“We were trying to look at when and where physicians prefer to work and how to reward or incentivize high contributing physicians in a fair manner‚” says Rea. “Using data, we were able to balance equity and equality with a single parameter and identify solutions that were efficient and fair, while reflecting what the emergency department wanted to incentivize.”

“A key point,” says Rea, “was the way equity was defined through a series of surveys that asked physicians what they thought should be included as a contribution. Inclusion in
the development process is critical to creating a system that is accepted.”

In another area of hospital department data research, Rea examined inter-hospital transport problems, a medical arena where there are multiple stakeholders—patients, crews, hospitals—with different goals.

“While hospital transport crews want balanced workloads, patients want quick response time for urgent cases,” explains Rea. “So, we are trying to create equal solutions with data for all stakeholders, but the system still needs to operate efficiently.” The researchers used the same method they did in the emergency room scheduling process. They created an objective to seek efficient solutions, while discouraging unequal and inequitable ones.

Rea says, “The key is trying to balance the treatment of your different stakeholders to find a solution that is acceptable to all.”

Listen to David Rea talk about his research.

Why it Matters

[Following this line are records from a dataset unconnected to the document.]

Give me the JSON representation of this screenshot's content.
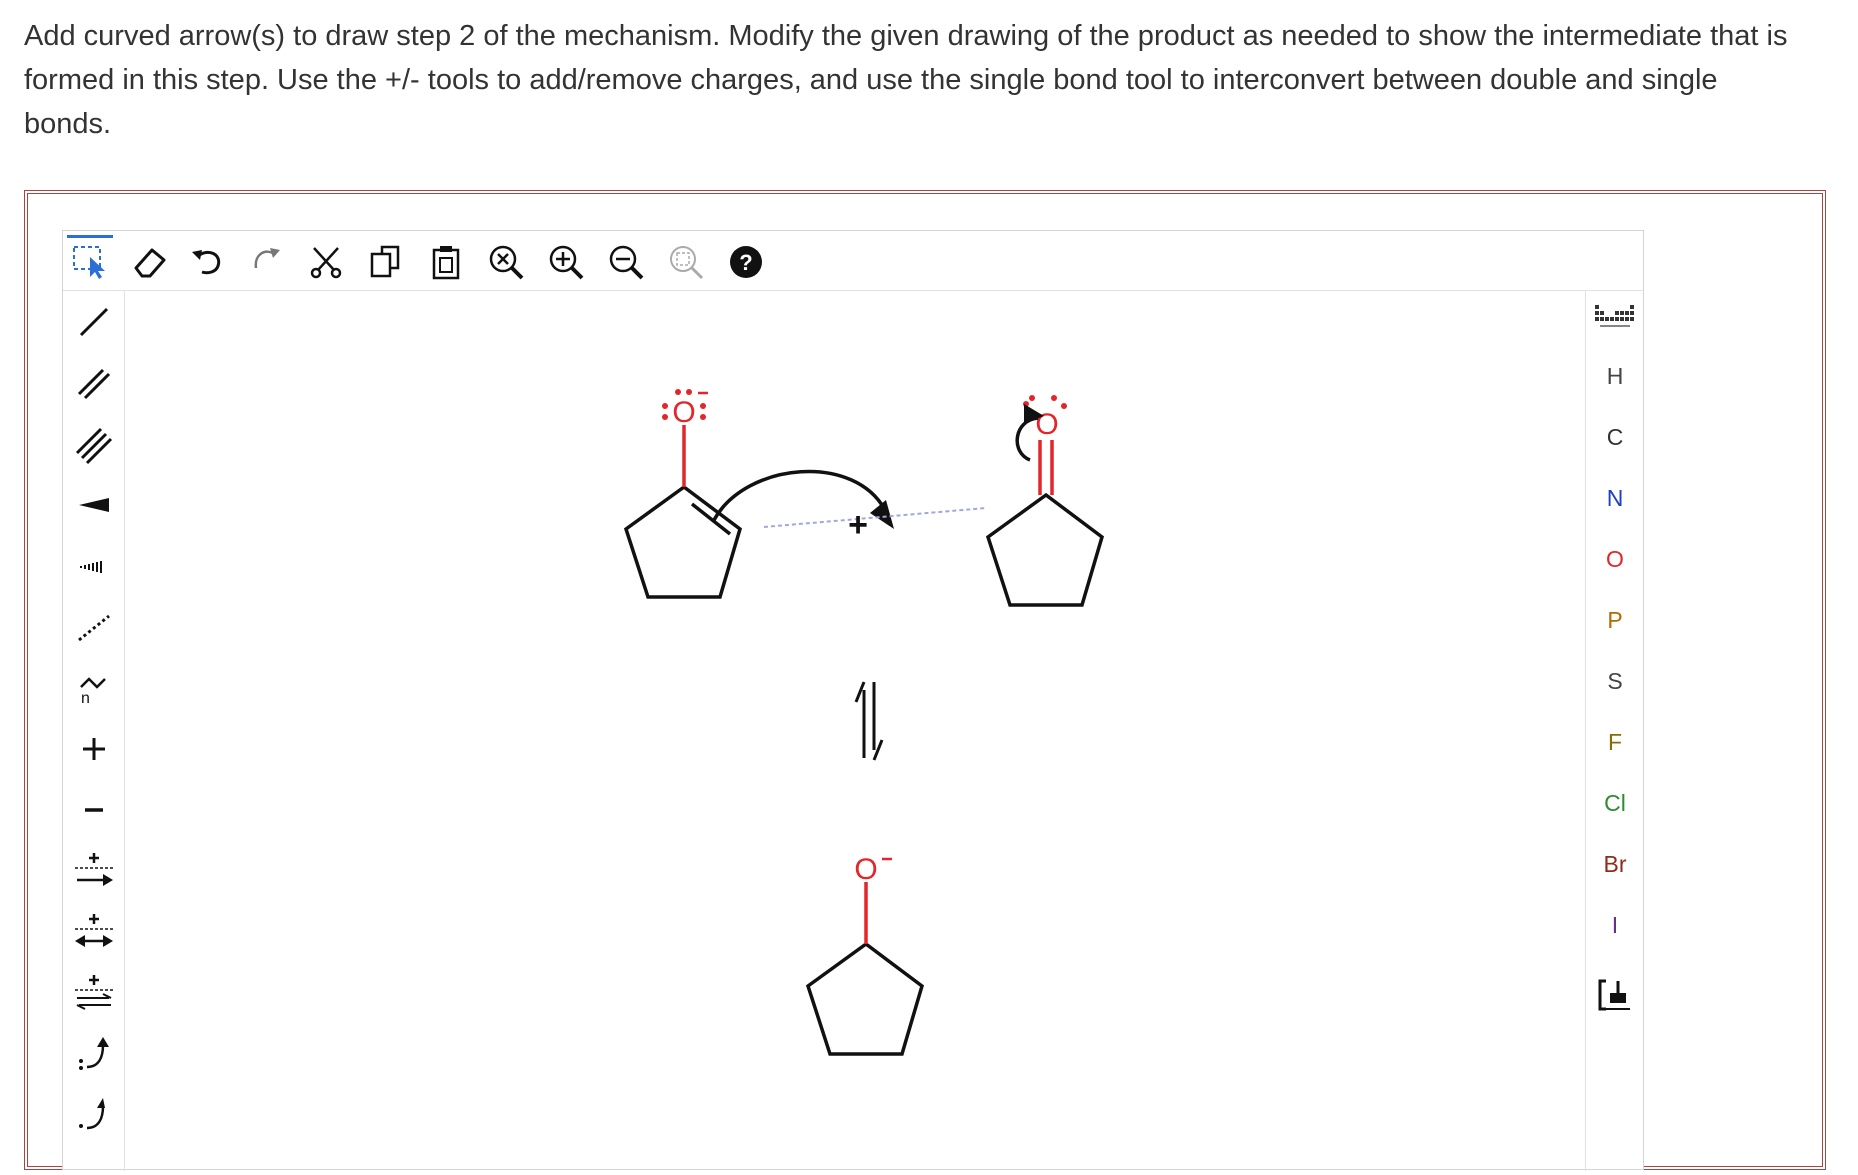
{
  "question": {
    "text": "Add curved arrow(s) to draw step 2 of the mechanism. Modify the given drawing of the product as needed to show the intermediate that is formed in this step. Use the +/- tools to add/remove charges, and use the single bond tool to interconvert between double and single bonds."
  },
  "toolbar": {
    "items": [
      "select-tool",
      "eraser",
      "undo",
      "redo",
      "cut",
      "copy",
      "paste",
      "zoom-reset",
      "zoom-in",
      "zoom-out",
      "zoom-fit",
      "help"
    ]
  },
  "elements": {
    "list": [
      "H",
      "C",
      "N",
      "O",
      "P",
      "S",
      "F",
      "Cl",
      "Br",
      "I"
    ],
    "colors": {
      "H": "#444444",
      "C": "#333333",
      "N": "#1f3fbf",
      "O": "#e4252a",
      "P": "#b36b00",
      "S": "#444444",
      "F": "#8a6d00",
      "Cl": "#2e8b2e",
      "Br": "#8b2d1a",
      "I": "#6b2d8b"
    }
  },
  "canvas": {
    "oxygen_label": "O",
    "plus_label": "+",
    "minus_label": "−"
  },
  "colors": {
    "frame": "#a94442",
    "oxygen": "#e4252a",
    "select_active": "#2b6fd6",
    "dotted_line": "#9fa8da"
  }
}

For managers, making large allocation decisions is difficult, even without considering the fairness of the results. As these decisions grow in complexity, they are increasingly being passed off to algorithms. Implementation of a decision algorithm, without careful consideration during their design, can create more problems than solutions. This research seeks to elucidate how an organization can transparently embed their values inside decision algorithms in a manner considered fair by all stakeholders.